Berry College Professor Martin Cipollini said the Georgia native longleaf, which once dominated the southern parts of North America, is important in local ecosystems.
Its not necessarily the tree itself that is threatened. There are still several trees spread out here and there, he said, as he walked along a hillside on Berry property along Lavender Mountain. But the mountain longleaf ecosystem itself covered nearly 90 million acres here in the South.
Now, thats down to nearly only 2 percent of what it use to be.
The type of pine, which grows to be about 80 to 90 feet tall, also has several environmental advantages it is more resistant to fire and pine beetle infestations than other pine species.
The planting of the seedlings comes just a week after a controlled burn to promote growth of the longleafs.

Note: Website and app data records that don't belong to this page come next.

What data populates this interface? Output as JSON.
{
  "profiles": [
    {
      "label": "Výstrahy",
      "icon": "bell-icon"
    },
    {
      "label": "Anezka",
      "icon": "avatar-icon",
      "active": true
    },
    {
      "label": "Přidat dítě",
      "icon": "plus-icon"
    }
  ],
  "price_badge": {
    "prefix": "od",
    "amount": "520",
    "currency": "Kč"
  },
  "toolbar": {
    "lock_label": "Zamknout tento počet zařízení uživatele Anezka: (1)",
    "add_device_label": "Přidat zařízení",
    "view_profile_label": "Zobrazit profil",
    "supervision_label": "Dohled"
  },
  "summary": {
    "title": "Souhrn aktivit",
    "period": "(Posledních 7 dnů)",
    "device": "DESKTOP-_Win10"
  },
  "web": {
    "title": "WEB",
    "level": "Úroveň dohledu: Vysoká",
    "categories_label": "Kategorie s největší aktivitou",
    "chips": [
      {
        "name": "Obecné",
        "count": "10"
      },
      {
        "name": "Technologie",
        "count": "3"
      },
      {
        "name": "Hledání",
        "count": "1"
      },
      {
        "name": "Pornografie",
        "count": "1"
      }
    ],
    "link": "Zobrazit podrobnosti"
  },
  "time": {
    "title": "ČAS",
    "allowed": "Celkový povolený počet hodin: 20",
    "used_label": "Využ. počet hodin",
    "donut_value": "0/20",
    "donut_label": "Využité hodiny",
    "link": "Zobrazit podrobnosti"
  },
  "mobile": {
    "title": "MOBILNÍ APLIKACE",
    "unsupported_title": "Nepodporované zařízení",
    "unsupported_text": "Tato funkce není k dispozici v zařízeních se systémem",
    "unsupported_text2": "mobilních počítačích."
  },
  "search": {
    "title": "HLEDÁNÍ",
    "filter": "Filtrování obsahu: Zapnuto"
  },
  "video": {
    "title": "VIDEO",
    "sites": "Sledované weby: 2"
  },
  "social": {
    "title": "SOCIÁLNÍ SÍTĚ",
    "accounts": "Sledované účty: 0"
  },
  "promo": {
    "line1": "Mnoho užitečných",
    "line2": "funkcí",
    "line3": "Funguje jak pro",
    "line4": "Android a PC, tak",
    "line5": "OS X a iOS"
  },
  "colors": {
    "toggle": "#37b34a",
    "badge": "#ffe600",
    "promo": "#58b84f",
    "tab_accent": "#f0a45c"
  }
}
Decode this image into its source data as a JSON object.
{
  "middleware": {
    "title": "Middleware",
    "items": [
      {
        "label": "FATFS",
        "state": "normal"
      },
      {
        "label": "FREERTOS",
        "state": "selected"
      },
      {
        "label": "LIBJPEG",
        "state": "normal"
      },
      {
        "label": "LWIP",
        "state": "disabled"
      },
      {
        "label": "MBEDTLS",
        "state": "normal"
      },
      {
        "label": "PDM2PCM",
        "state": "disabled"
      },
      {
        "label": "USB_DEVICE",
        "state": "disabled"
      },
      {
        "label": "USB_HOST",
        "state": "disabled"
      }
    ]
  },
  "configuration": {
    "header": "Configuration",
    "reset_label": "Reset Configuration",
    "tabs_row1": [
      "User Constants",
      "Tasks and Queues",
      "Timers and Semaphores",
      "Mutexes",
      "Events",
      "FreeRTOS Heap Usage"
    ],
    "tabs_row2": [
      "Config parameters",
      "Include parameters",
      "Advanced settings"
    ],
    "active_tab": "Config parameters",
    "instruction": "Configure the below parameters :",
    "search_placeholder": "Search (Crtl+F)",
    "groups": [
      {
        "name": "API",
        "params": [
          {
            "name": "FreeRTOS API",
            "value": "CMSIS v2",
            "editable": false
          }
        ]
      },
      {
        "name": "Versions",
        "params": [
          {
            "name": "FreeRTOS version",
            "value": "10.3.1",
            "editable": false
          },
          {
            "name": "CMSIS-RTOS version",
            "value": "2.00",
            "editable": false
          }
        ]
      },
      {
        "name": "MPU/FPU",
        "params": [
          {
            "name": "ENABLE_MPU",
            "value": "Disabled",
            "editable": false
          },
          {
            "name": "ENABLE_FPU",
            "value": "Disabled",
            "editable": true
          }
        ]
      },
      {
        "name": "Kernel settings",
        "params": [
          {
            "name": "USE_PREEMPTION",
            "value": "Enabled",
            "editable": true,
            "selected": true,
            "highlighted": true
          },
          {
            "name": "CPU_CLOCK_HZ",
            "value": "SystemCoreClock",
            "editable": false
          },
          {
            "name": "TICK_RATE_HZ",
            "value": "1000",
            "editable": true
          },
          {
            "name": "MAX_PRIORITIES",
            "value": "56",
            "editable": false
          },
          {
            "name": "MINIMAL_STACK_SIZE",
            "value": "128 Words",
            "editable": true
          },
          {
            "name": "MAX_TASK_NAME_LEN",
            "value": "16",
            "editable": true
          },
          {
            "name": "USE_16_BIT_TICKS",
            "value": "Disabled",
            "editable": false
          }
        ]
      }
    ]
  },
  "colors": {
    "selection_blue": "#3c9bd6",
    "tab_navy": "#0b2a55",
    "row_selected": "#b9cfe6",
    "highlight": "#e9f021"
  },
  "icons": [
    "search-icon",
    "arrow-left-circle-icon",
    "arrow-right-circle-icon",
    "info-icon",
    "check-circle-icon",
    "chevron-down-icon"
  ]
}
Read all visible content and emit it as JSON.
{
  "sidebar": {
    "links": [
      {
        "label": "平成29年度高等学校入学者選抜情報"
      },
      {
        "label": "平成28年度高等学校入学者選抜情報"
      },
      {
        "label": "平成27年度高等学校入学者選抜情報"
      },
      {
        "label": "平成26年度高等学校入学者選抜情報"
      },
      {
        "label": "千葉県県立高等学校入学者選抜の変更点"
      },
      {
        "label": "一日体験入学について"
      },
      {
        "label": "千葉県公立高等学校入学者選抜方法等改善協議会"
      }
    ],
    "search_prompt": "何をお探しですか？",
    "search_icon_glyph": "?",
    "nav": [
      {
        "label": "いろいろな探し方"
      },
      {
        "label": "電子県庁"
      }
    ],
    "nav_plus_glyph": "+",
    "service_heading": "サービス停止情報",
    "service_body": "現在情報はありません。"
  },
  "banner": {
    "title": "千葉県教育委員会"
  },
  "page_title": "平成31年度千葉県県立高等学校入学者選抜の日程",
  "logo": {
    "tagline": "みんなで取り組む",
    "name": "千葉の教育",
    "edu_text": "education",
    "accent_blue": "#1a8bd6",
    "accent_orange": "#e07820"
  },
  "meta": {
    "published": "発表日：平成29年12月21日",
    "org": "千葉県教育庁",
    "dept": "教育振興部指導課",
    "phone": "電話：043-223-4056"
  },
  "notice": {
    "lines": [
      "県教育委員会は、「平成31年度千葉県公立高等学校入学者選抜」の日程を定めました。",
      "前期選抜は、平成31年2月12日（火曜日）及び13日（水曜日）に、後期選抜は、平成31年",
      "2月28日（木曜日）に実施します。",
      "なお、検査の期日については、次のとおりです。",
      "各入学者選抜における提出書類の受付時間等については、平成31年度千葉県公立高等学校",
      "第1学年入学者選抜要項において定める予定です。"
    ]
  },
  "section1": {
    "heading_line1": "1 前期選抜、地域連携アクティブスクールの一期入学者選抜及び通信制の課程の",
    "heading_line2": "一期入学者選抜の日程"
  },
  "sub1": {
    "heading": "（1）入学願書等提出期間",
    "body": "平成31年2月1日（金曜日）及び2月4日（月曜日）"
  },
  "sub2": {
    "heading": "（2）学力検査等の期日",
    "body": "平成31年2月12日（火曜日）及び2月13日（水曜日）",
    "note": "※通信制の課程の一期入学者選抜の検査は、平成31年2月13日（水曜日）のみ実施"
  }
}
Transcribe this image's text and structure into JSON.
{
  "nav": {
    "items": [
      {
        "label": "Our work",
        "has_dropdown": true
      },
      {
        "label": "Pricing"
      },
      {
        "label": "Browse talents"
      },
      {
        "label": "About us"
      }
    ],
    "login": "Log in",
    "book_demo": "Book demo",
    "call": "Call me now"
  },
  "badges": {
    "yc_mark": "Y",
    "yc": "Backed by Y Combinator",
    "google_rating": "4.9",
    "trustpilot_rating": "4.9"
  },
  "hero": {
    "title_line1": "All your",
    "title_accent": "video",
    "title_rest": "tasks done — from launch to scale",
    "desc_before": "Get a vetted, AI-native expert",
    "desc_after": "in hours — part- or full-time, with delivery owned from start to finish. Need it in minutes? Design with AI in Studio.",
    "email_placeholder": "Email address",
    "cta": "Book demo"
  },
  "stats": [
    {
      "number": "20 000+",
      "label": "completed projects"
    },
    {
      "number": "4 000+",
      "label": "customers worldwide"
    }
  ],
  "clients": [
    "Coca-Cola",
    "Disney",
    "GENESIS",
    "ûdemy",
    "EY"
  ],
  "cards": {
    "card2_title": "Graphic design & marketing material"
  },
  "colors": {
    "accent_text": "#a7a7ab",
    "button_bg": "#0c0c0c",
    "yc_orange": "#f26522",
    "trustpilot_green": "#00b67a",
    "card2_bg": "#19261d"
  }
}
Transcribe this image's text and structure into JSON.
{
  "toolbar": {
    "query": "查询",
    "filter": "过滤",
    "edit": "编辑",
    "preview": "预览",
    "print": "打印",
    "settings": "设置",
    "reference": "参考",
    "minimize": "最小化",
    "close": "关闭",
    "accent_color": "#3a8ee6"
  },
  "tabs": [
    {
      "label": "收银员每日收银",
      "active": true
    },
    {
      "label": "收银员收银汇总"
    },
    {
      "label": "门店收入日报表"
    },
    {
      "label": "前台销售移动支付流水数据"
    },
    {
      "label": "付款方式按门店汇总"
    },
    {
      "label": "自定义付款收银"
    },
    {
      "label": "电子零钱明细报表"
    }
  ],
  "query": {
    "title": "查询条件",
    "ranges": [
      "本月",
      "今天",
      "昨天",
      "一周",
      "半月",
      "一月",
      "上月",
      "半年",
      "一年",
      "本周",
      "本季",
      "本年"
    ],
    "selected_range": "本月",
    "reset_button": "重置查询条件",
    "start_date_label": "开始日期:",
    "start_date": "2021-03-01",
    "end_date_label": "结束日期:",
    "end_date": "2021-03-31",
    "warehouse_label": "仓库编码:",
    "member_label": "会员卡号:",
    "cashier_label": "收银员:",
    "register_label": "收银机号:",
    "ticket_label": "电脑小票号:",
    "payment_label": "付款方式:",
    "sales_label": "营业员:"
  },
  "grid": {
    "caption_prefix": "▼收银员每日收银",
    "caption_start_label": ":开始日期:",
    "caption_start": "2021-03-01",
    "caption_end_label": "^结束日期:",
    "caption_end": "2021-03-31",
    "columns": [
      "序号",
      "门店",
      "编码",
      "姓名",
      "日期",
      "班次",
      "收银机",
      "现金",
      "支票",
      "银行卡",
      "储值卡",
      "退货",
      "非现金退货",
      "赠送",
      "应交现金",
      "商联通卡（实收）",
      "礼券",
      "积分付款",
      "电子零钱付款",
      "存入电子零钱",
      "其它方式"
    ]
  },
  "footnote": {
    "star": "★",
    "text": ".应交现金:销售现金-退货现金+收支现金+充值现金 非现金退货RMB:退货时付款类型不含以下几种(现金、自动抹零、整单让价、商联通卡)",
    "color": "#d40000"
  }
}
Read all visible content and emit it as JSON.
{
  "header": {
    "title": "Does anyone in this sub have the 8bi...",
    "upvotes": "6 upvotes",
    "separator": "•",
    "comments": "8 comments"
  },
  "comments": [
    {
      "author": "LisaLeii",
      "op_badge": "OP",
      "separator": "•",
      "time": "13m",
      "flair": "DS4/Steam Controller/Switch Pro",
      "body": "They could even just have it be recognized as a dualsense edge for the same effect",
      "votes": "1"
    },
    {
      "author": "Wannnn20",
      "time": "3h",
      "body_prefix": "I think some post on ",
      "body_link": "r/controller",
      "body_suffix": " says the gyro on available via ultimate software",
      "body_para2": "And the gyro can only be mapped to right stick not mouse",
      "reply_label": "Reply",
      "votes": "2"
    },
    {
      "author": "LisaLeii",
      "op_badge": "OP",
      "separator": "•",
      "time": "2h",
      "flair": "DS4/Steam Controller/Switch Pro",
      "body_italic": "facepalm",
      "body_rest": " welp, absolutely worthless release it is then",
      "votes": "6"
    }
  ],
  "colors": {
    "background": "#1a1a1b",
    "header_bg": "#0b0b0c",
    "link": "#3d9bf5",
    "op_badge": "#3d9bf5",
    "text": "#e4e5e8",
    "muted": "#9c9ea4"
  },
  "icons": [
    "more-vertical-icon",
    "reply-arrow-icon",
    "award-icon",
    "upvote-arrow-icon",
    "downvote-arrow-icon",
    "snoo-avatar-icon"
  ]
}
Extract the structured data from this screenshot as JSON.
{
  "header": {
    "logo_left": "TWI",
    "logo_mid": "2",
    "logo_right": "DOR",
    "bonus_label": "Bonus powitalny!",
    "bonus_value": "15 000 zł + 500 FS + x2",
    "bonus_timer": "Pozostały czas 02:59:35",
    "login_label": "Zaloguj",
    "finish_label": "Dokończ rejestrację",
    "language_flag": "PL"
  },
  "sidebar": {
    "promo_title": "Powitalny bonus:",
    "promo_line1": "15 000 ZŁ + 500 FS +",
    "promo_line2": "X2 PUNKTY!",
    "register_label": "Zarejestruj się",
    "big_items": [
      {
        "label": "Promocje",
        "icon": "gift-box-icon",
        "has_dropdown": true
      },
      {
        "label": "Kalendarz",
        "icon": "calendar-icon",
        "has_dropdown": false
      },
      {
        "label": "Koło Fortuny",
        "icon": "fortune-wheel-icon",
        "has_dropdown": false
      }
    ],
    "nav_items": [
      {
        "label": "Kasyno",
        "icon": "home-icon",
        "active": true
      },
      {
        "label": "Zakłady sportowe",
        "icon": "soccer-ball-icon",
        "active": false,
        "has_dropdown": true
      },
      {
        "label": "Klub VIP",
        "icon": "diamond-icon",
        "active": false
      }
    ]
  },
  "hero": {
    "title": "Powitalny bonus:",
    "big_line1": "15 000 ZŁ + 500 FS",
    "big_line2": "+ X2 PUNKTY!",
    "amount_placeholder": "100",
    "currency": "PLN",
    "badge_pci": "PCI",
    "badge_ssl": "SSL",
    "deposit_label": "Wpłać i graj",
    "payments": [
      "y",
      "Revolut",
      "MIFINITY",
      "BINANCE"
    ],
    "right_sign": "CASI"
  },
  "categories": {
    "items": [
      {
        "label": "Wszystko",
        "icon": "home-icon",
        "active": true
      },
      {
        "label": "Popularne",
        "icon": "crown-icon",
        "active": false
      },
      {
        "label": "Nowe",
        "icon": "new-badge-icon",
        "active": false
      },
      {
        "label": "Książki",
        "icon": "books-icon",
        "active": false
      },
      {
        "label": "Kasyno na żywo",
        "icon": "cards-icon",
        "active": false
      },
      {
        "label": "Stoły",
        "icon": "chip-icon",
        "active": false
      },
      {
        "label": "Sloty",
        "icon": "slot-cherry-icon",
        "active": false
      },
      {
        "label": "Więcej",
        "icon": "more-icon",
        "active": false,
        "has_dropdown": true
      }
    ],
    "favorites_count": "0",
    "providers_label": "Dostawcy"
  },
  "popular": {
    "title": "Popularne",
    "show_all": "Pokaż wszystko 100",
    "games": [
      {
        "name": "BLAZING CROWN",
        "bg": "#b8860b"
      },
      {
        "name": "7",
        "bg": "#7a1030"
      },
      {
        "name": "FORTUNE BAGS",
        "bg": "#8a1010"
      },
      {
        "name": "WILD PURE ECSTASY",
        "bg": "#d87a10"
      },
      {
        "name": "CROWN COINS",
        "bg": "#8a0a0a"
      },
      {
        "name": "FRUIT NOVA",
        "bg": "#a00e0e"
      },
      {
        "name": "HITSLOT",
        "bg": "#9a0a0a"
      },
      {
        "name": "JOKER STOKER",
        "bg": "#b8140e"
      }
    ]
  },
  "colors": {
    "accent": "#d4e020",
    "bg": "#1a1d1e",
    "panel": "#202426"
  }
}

Fire is a requisite for longleaf ecosystems, said Cipollini. And blackberries are our nemesis. The briars make it very hard for the trees to grow because the trees need complete sunlight touching their needles. If there is something else competing for the sunlight, and choking them out, it weakens the plant.
Berry College has two longleaf conservation areas, both just minutes walking distance from the Old Mill on the Mountain Campus.
Cipollini said that seedlings are planted in the fall to give them the advantage over other plants that start sprouting in the spring.
The only factor that could possibly affect them is that deer may think they are grass and try and pull them up, he added. Ill be up here several times this winter to check and see how they are doing.
Berry senior Nathanial Wigington said that the project has been a great learning experience. Its a great feeling to know you can come back in 30 years and see the trees youve planted, he said.